- WORK INSTRUCTIONS
Which lines in the records below include the word "Punc"? Report each of them in full.

Stored data entries
>>>>>
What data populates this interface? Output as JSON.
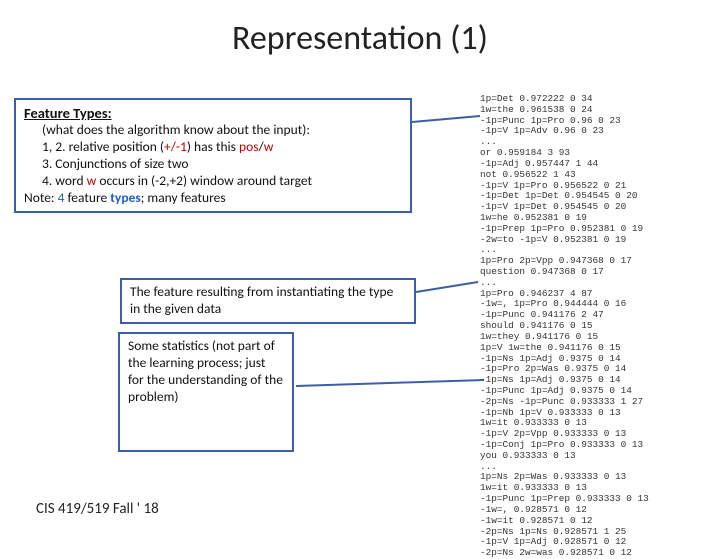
{
  "title": "Representation (1)",
  "footer": "CIS 419/519 Fall ' 18",
  "box1": {
    "hdr": "Feature Types:",
    "l1": "(what does the algorithm know about the input):",
    "l2a": "1, 2. relative position (",
    "l2b": "+/-1",
    "l2c": ") has this ",
    "l2d": "pos",
    "l2e": "/",
    "l2f": "w",
    "l3": "3. Conjunctions of size two",
    "l4a": "4. word ",
    "l4b": "w",
    "l4c": " occurs in (-2,+2) window around target",
    "l5a": "Note: ",
    "l5b": "4",
    "l5c": " feature ",
    "l5d": "types",
    "l5e": "; many features"
  },
  "box2": {
    "text": "The feature resulting from instantiating the type in the given data"
  },
  "box3": {
    "text": "Some statistics (not part of the learning process; just for the understanding of the problem)"
  },
  "records": [
    "1p=Det 0.972222 0 34",
    "1w=the 0.961538 0 24",
    "-1p=Punc 1p=Pro 0.96 0 23",
    "-1p=V 1p=Adv 0.96 0 23",
    "...",
    "or 0.959184 3 93",
    "-1p=Adj 0.957447 1 44",
    "not 0.956522 1 43",
    "-1p=V 1p=Pro 0.956522 0 21",
    "-1p=Det 1p=Det 0.954545 0 20",
    "-1p=V 1p=Det 0.954545 0 20",
    "1w=he 0.952381 0 19",
    "-1p=Prep 1p=Pro 0.952381 0 19",
    "-2w=to -1p=V 0.952381 0 19",
    "...",
    "1p=Pro 2p=Vpp 0.947368 0 17",
    "question 0.947368 0 17",
    "...",
    "1p=Pro 0.946237 4 87",
    "-1w=, 1p=Pro 0.944444 0 16",
    "-1p=Punc 0.941176 2 47",
    "should 0.941176 0 15",
    "1w=they 0.941176 0 15",
    "1p=V 1w=the 0.941176 0 15",
    "-1p=Ns 1p=Adj 0.9375 0 14",
    "-1p=Pro 2p=Was 0.9375 0 14",
    "-1p=Ns 1p=Adj 0.9375 0 14",
    "-1p=Punc 1p=Adj 0.9375 0 14",
    "-2p=Ns -1p=Punc 0.933333 1 27",
    "-1p=Nb 1p=V 0.933333 0 13",
    "1w=it 0.933333 0 13",
    "-1p=V 2p=Vpp 0.933333 0 13",
    "-1p=Conj 1p=Pro 0.933333 0 13",
    "you 0.933333 0 13",
    "...",
    "1p=Ns 2p=Was 0.933333 0 13",
    "1w=it 0.933333 0 13",
    "-1p=Punc 1p=Prep 0.933333 0 13",
    "-1w=, 0.928571 0 12",
    "-1w=it 0.928571 0 12",
    "-2p=Ns 1p=Ns 0.928571 1 25",
    "-1p=V 1p=Adj 0.928571 0 12",
    "-2p=Ns 2w=was 0.928571 0 12"
  ]
}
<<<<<
- ANSWER AREA
    "-1p=Punc 1p=Pro 0.96 0 23",
    "-1p=Punc 0.941176 2 47",
    "-1p=Punc 1p=Adj 0.9375 0 14",
    "-2p=Ns -1p=Punc 0.933333 1 27",
    "-1p=Punc 1p=Prep 0.933333 0 13",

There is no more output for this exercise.